- **What you have to do**: An identical reprint of the entire listing below is expected.
[Start of section]
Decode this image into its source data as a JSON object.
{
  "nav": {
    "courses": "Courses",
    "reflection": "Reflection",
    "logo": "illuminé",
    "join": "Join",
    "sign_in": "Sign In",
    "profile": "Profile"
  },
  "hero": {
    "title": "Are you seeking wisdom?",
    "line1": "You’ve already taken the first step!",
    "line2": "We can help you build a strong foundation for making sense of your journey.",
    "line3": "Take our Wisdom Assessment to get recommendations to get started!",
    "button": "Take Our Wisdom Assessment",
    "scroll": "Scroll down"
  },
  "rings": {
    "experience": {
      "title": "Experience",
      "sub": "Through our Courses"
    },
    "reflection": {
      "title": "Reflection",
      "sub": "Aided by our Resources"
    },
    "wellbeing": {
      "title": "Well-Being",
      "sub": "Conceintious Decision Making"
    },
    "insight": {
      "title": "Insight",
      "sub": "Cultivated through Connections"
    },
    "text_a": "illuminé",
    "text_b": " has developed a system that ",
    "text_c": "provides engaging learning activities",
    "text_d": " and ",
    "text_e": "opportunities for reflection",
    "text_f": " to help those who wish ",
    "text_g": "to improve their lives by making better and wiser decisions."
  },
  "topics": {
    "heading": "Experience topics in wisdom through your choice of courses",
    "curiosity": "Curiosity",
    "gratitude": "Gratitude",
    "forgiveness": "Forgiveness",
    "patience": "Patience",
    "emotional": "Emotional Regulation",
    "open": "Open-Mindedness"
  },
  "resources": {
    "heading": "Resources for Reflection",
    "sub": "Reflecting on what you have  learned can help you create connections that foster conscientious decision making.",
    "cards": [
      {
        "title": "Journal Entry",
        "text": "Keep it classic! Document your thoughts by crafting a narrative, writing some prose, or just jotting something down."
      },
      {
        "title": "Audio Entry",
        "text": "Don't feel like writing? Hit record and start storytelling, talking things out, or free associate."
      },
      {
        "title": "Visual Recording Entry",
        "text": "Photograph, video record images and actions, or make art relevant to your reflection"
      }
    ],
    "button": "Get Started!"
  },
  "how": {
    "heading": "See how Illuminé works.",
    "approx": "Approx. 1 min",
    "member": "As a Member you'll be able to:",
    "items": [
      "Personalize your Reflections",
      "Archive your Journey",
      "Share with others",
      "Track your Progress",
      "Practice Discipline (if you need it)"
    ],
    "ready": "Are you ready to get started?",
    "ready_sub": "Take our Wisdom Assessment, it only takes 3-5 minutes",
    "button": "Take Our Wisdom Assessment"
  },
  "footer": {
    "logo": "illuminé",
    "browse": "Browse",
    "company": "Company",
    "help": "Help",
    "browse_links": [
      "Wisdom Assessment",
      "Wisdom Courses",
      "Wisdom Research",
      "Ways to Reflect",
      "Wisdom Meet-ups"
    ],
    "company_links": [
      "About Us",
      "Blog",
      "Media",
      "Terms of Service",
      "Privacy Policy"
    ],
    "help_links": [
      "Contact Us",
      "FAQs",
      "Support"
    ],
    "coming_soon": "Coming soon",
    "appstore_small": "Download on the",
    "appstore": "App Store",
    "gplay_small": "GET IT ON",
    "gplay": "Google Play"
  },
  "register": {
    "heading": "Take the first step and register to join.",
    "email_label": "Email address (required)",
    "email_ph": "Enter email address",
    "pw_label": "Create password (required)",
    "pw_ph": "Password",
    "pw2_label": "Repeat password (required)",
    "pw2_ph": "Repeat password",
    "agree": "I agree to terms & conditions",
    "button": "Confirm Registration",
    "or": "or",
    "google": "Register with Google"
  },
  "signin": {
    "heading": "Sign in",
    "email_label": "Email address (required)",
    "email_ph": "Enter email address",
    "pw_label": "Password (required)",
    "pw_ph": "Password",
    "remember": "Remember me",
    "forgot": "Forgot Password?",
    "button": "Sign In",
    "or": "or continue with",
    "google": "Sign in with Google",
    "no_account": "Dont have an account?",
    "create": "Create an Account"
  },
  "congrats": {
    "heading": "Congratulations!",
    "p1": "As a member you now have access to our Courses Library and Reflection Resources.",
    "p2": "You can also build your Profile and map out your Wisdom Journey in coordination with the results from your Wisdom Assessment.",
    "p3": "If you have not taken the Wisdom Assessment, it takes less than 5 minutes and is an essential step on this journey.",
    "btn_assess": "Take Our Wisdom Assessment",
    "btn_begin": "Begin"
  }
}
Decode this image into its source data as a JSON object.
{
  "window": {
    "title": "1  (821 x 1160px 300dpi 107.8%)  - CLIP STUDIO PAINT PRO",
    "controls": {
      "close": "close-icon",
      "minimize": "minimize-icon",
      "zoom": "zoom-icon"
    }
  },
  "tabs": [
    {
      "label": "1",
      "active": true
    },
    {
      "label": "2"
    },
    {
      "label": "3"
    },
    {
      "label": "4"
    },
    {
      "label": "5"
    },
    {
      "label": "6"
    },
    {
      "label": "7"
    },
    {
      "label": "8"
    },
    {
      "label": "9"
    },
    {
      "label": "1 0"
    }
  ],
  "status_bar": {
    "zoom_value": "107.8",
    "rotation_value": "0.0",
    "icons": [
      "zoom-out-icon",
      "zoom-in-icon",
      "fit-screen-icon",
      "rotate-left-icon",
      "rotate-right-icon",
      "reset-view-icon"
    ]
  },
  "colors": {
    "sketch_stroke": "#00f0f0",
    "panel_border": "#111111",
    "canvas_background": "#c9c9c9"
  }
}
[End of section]
- **Response**:
Decode this image into its source data as a JSON object.
{
  "nav": {
    "courses": "Courses",
    "reflection": "Reflection",
    "logo": "illuminé",
    "join": "Join",
    "sign_in": "Sign In",
    "profile": "Profile"
  },
  "hero": {
    "title": "Are you seeking wisdom?",
    "line1": "You’ve already taken the first step!",
    "line2": "We can help you build a strong foundation for making sense of your journey.",
    "line3": "Take our Wisdom Assessment to get recommendations to get started!",
    "button": "Take Our Wisdom Assessment",
    "scroll": "Scroll down"
  },
  "rings": {
    "experience": {
      "title": "Experience",
      "sub": "Through our Courses"
    },
    "reflection": {
      "title": "Reflection",
      "sub": "Aided by our Resources"
    },
    "wellbeing": {
      "title": "Well-Being",
      "sub": "Conceintious Decision Making"
    },
    "insight": {
      "title": "Insight",
      "sub": "Cultivated through Connections"
    },
    "text_a": "illuminé",
    "text_b": " has developed a system that ",
    "text_c": "provides engaging learning activities",
    "text_d": " and ",
    "text_e": "opportunities for reflection",
    "text_f": " to help those who wish ",
    "text_g": "to improve their lives by making better and wiser decisions."
  },
  "topics": {
    "heading": "Experience topics in wisdom through your choice of courses",
    "curiosity": "Curiosity",
    "gratitude": "Gratitude",
    "forgiveness": "Forgiveness",
    "patience": "Patience",
    "emotional": "Emotional Regulation",
    "open": "Open-Mindedness"
  },
  "resources": {
    "heading": "Resources for Reflection",
    "sub": "Reflecting on what you have  learned can help you create connections that foster conscientious decision making.",
    "cards": [
      {
        "title": "Journal Entry",
        "text": "Keep it classic! Document your thoughts by crafting a narrative, writing some prose, or just jotting something down."
      },
      {
        "title": "Audio Entry",
        "text": "Don't feel like writing? Hit record and start storytelling, talking things out, or free associate."
      },
      {
        "title": "Visual Recording Entry",
        "text": "Photograph, video record images and actions, or make art relevant to your reflection"
      }
    ],
    "button": "Get Started!"
  },
  "how": {
    "heading": "See how Illuminé works.",
    "approx": "Approx. 1 min",
    "member": "As a Member you'll be able to:",
    "items": [
      "Personalize your Reflections",
      "Archive your Journey",
      "Share with others",
      "Track your Progress",
      "Practice Discipline (if you need it)"
    ],
    "ready": "Are you ready to get started?",
    "ready_sub": "Take our Wisdom Assessment, it only takes 3-5 minutes",
    "button": "Take Our Wisdom Assessment"
  },
  "footer": {
    "logo": "illuminé",
    "browse": "Browse",
    "company": "Company",
    "help": "Help",
    "browse_links": [
      "Wisdom Assessment",
      "Wisdom Courses",
      "Wisdom Research",
      "Ways to Reflect",
      "Wisdom Meet-ups"
    ],
    "company_links": [
      "About Us",
      "Blog",
      "Media",
      "Terms of Service",
      "Privacy Policy"
    ],
    "help_links": [
      "Contact Us",
      "FAQs",
      "Support"
    ],
    "coming_soon": "Coming soon",
    "appstore_small": "Download on the",
    "appstore": "App Store",
    "gplay_small": "GET IT ON",
    "gplay": "Google Play"
  },
  "register": {
    "heading": "Take the first step and register to join.",
    "email_label": "Email address (required)",
    "email_ph": "Enter email address",
    "pw_label": "Create password (required)",
    "pw_ph": "Password",
    "pw2_label": "Repeat password (required)",
    "pw2_ph": "Repeat password",
    "agree": "I agree to terms & conditions",
    "button": "Confirm Registration",
    "or": "or",
    "google": "Register with Google"
  },
  "signin": {
    "heading": "Sign in",
    "email_label": "Email address (required)",
    "email_ph": "Enter email address",
    "pw_label": "Password (required)",
    "pw_ph": "Password",
    "remember": "Remember me",
    "forgot": "Forgot Password?",
    "button": "Sign In",
    "or": "or continue with",
    "google": "Sign in with Google",
    "no_account": "Dont have an account?",
    "create": "Create an Account"
  },
  "congrats": {
    "heading": "Congratulations!",
    "p1": "As a member you now have access to our Courses Library and Reflection Resources.",
    "p2": "You can also build your Profile and map out your Wisdom Journey in coordination with the results from your Wisdom Assessment.",
    "p3": "If you have not taken the Wisdom Assessment, it takes less than 5 minutes and is an essential step on this journey.",
    "btn_assess": "Take Our Wisdom Assessment",
    "btn_begin": "Begin"
  }
}
Decode this image into its source data as a JSON object.
{
  "window": {
    "title": "1  (821 x 1160px 300dpi 107.8%)  - CLIP STUDIO PAINT PRO",
    "controls": {
      "close": "close-icon",
      "minimize": "minimize-icon",
      "zoom": "zoom-icon"
    }
  },
  "tabs": [
    {
      "label": "1",
      "active": true
    },
    {
      "label": "2"
    },
    {
      "label": "3"
    },
    {
      "label": "4"
    },
    {
      "label": "5"
    },
    {
      "label": "6"
    },
    {
      "label": "7"
    },
    {
      "label": "8"
    },
    {
      "label": "9"
    },
    {
      "label": "1 0"
    }
  ],
  "status_bar": {
    "zoom_value": "107.8",
    "rotation_value": "0.0",
    "icons": [
      "zoom-out-icon",
      "zoom-in-icon",
      "fit-screen-icon",
      "rotate-left-icon",
      "rotate-right-icon",
      "reset-view-icon"
    ]
  },
  "colors": {
    "sketch_stroke": "#00f0f0",
    "panel_border": "#111111",
    "canvas_background": "#c9c9c9"
  }
}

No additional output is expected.